“They talk about the 36 righteous men of the world—my father was one of them, an incredible person. And so was my mom, who was a social worker. My father had a work ethic that probably influenced me more than anything. He had an electric typewriter, one of the very early ones, and he’d be sitting in his study working on his sermons. As a kid, I remember standing outside listening to the click, click, click. I’d watch him take the piece of paper out and work on every word and then put the paper back in and work on every word again. His manuscripts were full of edits. He wanted to be perfect in what he said and how he said it.”
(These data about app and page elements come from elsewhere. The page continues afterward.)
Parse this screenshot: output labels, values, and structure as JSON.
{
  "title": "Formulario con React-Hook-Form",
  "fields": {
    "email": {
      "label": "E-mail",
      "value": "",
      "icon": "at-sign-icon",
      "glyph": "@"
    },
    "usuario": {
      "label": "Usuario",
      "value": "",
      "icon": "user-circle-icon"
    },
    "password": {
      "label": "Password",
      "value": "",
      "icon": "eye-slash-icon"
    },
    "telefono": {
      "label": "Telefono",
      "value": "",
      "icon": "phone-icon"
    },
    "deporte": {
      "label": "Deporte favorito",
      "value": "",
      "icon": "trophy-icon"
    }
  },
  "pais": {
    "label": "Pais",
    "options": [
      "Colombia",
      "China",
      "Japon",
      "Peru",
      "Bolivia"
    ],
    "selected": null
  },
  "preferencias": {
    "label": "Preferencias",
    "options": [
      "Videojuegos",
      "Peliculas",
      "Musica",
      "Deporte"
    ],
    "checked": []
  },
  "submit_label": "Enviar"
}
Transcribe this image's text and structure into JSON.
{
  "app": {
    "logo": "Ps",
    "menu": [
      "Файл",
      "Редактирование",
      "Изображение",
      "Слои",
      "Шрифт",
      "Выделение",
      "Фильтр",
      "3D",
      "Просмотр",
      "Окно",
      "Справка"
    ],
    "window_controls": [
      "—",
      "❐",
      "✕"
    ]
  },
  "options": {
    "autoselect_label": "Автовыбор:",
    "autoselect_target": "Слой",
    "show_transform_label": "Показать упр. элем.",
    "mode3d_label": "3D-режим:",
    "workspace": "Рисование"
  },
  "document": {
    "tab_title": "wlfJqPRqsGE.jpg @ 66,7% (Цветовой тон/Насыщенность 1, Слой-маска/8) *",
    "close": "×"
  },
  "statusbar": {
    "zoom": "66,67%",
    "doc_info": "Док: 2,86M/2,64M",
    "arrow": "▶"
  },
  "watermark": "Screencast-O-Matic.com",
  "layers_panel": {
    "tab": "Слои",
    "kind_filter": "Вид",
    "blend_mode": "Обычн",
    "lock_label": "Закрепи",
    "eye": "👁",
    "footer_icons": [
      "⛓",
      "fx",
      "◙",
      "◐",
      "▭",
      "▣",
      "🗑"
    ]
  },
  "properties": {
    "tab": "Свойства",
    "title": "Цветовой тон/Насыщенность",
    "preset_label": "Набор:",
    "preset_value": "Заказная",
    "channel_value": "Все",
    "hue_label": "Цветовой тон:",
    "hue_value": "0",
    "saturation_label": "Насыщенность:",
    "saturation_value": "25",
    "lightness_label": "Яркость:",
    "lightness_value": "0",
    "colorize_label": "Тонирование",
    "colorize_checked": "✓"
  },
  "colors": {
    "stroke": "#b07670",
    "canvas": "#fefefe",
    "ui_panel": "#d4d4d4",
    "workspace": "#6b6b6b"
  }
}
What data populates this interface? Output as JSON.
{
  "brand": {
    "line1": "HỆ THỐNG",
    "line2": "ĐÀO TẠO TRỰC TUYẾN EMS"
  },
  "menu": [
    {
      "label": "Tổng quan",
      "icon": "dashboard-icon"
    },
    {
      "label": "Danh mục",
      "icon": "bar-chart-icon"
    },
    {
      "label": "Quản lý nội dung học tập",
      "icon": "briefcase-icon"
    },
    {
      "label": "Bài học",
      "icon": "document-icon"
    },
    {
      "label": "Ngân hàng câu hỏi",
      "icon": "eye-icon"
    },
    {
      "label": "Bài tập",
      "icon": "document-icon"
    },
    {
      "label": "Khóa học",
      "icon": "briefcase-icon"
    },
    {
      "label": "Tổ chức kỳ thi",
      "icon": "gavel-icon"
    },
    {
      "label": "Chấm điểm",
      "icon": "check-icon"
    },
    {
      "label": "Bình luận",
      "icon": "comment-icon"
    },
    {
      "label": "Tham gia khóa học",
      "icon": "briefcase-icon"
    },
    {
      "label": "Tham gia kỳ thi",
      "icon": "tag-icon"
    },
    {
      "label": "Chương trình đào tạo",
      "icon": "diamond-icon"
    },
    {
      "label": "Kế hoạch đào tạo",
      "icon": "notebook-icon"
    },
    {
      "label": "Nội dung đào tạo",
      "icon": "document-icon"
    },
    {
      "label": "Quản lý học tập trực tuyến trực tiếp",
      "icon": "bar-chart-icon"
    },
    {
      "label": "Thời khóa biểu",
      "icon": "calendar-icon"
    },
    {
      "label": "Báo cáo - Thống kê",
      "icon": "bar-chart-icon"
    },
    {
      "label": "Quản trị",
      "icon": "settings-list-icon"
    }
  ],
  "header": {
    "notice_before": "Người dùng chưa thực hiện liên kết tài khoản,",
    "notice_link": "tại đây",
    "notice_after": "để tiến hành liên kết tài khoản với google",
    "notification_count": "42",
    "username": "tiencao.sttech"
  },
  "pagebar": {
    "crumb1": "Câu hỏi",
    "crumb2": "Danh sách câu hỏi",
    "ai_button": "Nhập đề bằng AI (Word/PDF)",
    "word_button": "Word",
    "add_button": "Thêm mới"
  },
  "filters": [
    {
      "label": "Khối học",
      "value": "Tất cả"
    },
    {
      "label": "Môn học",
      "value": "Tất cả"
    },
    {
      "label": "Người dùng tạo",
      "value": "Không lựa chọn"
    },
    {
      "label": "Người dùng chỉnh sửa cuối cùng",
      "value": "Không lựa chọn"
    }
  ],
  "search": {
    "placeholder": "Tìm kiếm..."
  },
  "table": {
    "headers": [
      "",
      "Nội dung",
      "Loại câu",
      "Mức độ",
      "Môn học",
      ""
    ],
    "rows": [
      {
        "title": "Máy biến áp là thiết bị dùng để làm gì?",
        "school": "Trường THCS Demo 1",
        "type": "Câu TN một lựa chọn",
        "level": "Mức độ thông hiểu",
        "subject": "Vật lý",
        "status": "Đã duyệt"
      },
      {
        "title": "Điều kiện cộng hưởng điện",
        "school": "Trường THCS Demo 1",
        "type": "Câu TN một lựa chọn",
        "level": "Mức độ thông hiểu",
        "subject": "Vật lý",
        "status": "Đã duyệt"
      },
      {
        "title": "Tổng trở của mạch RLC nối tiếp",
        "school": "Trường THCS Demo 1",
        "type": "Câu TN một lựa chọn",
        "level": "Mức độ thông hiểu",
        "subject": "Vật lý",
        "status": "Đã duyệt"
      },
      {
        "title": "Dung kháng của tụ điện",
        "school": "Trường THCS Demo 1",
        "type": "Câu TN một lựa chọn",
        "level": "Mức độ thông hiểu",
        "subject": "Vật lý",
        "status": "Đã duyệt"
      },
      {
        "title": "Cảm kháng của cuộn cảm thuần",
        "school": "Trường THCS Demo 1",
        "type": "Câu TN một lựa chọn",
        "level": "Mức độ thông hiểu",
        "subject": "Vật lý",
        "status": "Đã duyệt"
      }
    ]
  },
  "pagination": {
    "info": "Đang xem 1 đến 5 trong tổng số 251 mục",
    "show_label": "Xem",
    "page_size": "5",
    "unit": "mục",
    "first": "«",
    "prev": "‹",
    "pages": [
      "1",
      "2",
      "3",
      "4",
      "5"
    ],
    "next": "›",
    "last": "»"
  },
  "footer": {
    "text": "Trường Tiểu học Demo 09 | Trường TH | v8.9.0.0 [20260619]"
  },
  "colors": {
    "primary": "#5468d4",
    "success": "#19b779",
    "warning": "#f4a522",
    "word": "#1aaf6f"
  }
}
“McDonald’s was an incredible experience because they really valued the individual and they wanted you to make a difference no matter what level of the organization you were in. It was a company where you could go out, work hard, make mistakes—just don’t make the same mistake twice —and succeed. Not a lot of Ph.D.s, not a lot of people with advanced degrees. It was people who grew up in the trenches.”
“Even though I was in the marketing department, I worked at least a week every year in the restaurant. Most people did. It was expected that you knew at least a little bit about operations. Part of my job was talking to restaurant owners and co-ops about marketing. But If I walked in the door and the restaurant had just gotten slammed with a school bus full of kids, I wasn’t going to talk marketing. I was going to get behind the counter and drop fries or draw drinks. And because I was able to do that, my credibility went up.”
“I came to understand how important campfire stories are in big institutions. For instance, at McDonald’s, if there was a little man in the parking lot picking up cigarette butts you knew you were in trouble, because that was [McDonald’s founder] Ray Kroc. There was a time when Ray went into a restaurant that was filthy, and he jumped on top of a table and yelled out, ‘Ladies and gentlemen, you are not getting what McDonald’s is best at. This restaurant is now closed. Please come back tomorrow; it will be a lot better.’ That kind of story, just like fireweed, spreads throughout an organization. Every great company, whether Walt Disney or Steve Jobs at Apple, has this kind of institutional story that goes around and tells you what the culture is about.”
“Successful marketing is absolutely dependent on having a great product, a product that customers like and value. McDonald’s always had that operational focus. You would go back into the kitchens at headquarters and there would be Fred Turner [CEO after Kroc] tasting the salt that was going to go on the French fries and he would go ‘Arghh, I don’t like this, it’s too salty.’ It wasn’t micromanagement; it was the intense operational focus that they had that created consistency.”
“In marketing, I learned that the two aspects in which you communicate with people are rational and emotional. If you just stay on the rational side, you’ll never establish a great relationship with people. So some of our great commercials were tear-jerkers that touched your heart. It’s what made us part of the family and part of the conversation. Just when the menu started getting a little boring, the next campaign would come out … ‘Two all-beef patties, special sauce, lettuce, cheese, pickles, onions on a sesame seed bun,’ and people would go, ‘Oh, yes!’”
“Nothing can take the place of being passionate, persistent and honest about the company and its products. When I started on my career I worried about my next promotion, my next pay raise, my next office space. Often I would second guess an action before taking it because I wondered how it would affect my career. I found out that I was worrying about false goals. Promotions, raises, bigger offices are rewards, not goals. Demonstrating over time that you have a quality work ethic, an ability to get important tasks accomplished and playing well with talented co-workers will get you those rewards much faster than worrying about the rewards themselves.”
“I’m a big believer in having passions outside of work. For me, it was flying and nature. For 15 to 20 years, on almost every weekend from spring to fall, my wife and two sons and I would go canoeing. We’d camp Friday and Saturday nights and come home Sunday. I worked incredibly hard, was the first person in the office in the morning and the last person to leave at night, but on Friday’s McDonald’s had a half-day and was good about saying, ‘Get out.’ And I did, which allowed me to have memorable experiences with my family.”